What you should do:
Report how many lines of the entries below contain the word "title", and nothing more.

START Dataset

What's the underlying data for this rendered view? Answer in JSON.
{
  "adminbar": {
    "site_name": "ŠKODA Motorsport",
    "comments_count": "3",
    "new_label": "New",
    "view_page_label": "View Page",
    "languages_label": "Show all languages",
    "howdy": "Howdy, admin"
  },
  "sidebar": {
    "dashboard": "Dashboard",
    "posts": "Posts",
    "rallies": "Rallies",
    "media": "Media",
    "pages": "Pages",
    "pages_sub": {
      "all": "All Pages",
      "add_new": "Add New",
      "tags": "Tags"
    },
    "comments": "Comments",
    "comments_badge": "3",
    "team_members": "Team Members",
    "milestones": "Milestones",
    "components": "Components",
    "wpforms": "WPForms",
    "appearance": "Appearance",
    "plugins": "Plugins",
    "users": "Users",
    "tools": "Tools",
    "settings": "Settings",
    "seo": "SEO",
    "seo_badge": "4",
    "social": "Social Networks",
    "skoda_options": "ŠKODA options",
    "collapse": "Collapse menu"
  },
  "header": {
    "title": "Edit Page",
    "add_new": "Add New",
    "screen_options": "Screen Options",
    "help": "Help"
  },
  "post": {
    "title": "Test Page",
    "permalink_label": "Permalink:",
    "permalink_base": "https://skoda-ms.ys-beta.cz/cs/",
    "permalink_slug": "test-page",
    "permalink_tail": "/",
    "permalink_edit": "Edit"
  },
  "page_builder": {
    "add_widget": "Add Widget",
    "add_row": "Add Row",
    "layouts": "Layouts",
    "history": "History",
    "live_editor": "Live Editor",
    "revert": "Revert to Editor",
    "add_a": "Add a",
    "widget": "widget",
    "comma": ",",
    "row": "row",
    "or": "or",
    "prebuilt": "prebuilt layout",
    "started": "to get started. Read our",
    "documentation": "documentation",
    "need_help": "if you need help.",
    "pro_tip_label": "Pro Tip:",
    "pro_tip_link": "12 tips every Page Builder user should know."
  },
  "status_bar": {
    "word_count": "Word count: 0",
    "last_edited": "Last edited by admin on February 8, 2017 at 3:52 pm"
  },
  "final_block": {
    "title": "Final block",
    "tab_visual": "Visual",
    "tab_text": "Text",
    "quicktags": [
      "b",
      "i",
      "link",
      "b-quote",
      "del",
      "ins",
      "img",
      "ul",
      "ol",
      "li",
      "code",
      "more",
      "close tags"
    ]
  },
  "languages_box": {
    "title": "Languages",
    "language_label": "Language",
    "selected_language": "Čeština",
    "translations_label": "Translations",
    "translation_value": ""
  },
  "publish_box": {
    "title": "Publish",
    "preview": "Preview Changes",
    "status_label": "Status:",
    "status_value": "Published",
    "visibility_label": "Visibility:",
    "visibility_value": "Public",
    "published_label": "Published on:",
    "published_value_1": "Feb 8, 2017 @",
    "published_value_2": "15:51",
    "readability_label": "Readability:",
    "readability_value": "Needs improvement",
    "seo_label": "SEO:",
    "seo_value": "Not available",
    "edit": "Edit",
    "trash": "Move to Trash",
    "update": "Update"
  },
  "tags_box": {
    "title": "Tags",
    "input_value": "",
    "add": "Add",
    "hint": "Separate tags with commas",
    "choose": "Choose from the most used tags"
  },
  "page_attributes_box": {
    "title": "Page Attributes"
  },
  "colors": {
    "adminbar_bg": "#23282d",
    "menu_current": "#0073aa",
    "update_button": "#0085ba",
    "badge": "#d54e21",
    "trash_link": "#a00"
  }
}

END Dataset

Expected answer:
7